Franz Liszt (1811–1886): “Weinen, Klagen, Sorgen, Zagen”—Präludium nach J. S. Bach
Franz Liszt, the first superstar piano virtuoso, retired from concertizing at the peak of his fame, when he was 35 years old. A year later, the handsome and charismatic Hungarian set up house in Weimar with Princess Carolyne von Sayn Wittgenstein, whom he had met on his last tour and hoped to marry, pending a papal dispensation. While Liszt served as Kapellmeister to the Grand Duke of Saxe-Weimar, he also cultivated a flock of eager young acolytes, including his daughter Cosima’s future first husband, Hans von Bülow. Up to that point Liszt had only played organ once in public, but he was a quick study. He composed most of his organ music during these Weimar years, while also conducting the works of other composers he admired, especially Beethoven; Berlioz; and his second future son-in-law, Richard Wagner, for whom Cosima left Bülow.
One composer Liszt held in particular esteem was J.S. Bach, who had, more than a century earlier, spent several productive years in Weimar. In fact, Bach was working in Weimar when he composed the church cantata “Weinen, Klagen, Sorgen, Zagen” (“Weeping, lamenting, fretting, fearing”), BWV 12, for Jubilate, the third Sunday after Easter. He led the first performance at the court chapel in Weimar on April 22, 1714, the same year that he was appointed Konzertmeister, a post that required him to write and perform a new church cantata every month.
One reason for Liszt’s renewed interest in the organ: Bach’s complete organ works, which had only recently been published for the first time.
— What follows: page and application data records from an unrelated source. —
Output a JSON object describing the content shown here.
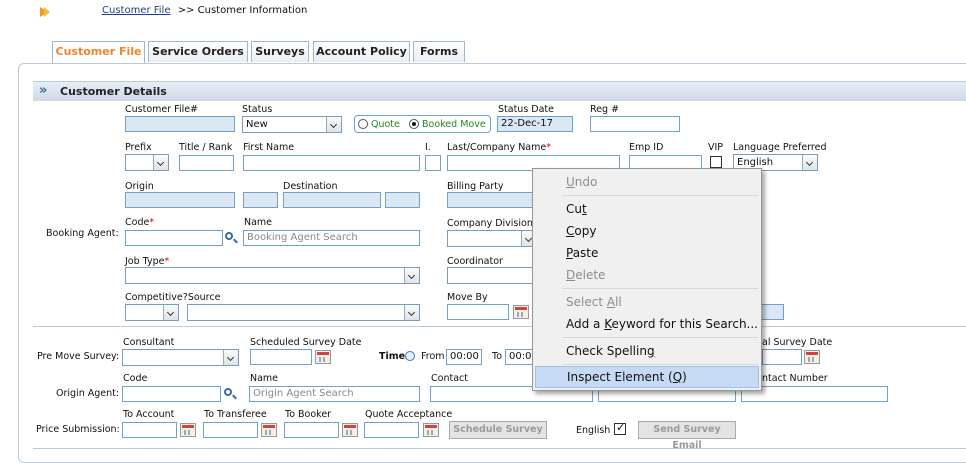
{
  "breadcrumb": {
    "link": "Customer File",
    "separator": ">>",
    "current": "Customer Information"
  },
  "tabs": [
    "Customer File",
    "Service Orders",
    "Surveys",
    "Account Policy",
    "Forms"
  ],
  "section_title": "Customer Details",
  "fields": {
    "customer_file_no": "Customer File#",
    "status": "Status",
    "status_value": "New",
    "quote": "Quote",
    "booked_move": "Booked Move",
    "status_date": "Status Date",
    "status_date_value": "22-Dec-17",
    "reg_no": "Reg #",
    "prefix": "Prefix",
    "title_rank": "Title / Rank",
    "first_name": "First Name",
    "initial": "I.",
    "last_company": "Last/Company Name",
    "emp_id": "Emp ID",
    "vip": "VIP",
    "language_preferred": "Language Preferred",
    "language_value": "English",
    "origin": "Origin",
    "destination": "Destination",
    "billing_party": "Billing Party",
    "booking_agent": "Booking Agent:",
    "code": "Code",
    "name": "Name",
    "booking_agent_search": "Booking Agent Search",
    "company_division": "Company Division",
    "job_type": "Job Type",
    "coordinator": "Coordinator",
    "competitive": "Competitive?",
    "source": "Source",
    "move_by": "Move By"
  },
  "survey": {
    "pre_move": "Pre Move Survey:",
    "consultant": "Consultant",
    "scheduled_survey_date": "Scheduled Survey Date",
    "time": "Time",
    "from": "From",
    "from_value": "00:00",
    "to": "To",
    "to_value": "00:00",
    "actual_survey_date": "al Survey Date"
  },
  "origin_agent": {
    "label": "Origin Agent:",
    "code": "Code",
    "name": "Name",
    "search": "Origin Agent Search",
    "contact": "Contact",
    "contact_number": "ntact Number"
  },
  "price": {
    "label": "Price Submission:",
    "to_account": "To Account",
    "to_transferee": "To Transferee",
    "to_booker": "To Booker",
    "quote_acceptance": "Quote Acceptance",
    "schedule_survey": "Schedule Survey",
    "english": "English",
    "send_survey_email": "Send Survey Email"
  },
  "context_menu": {
    "undo": {
      "pre": "",
      "key": "U",
      "post": "ndo"
    },
    "cut": {
      "pre": "Cu",
      "key": "t",
      "post": ""
    },
    "copy": {
      "pre": "",
      "key": "C",
      "post": "opy"
    },
    "paste": {
      "pre": "",
      "key": "P",
      "post": "aste"
    },
    "delete": {
      "pre": "",
      "key": "D",
      "post": "elete"
    },
    "select_all": {
      "pre": "Select ",
      "key": "A",
      "post": "ll"
    },
    "add_keyword": {
      "pre": "Add a ",
      "key": "K",
      "post": "eyword for this Search..."
    },
    "check_spelling": {
      "pre": "Check Spellin",
      "key": "g",
      "post": ""
    },
    "inspect": {
      "pre": "Inspect Element (",
      "key": "Q",
      "post": ")"
    }
  },
  "colors": {
    "tab_active": "#f2842b",
    "link": "#1a3f8f",
    "field_border": "#6fa2c7",
    "highlight": "#c6dbf3"
  }
}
Among Liszt’s first completed works in Weimar were his piano transcriptions of a half-dozen of Bach’s preludes and fugues for organ.
Liszt composed his variations on “Weinen, Klagen, Sorgen, Zagen” in 1859, as a prelude for solo piano. After his daughter Blondine died in 1862, he extended the prelude into a set of 30 variations, turning it into a kind of elegy for her. He transcribed the work for organ the next year, while living in Rome, where he had moved in a last-ditch (and ultimately futile) effort to get the Pope to annul his lover’s marriage.
Copyright 2023 René Spencer Saller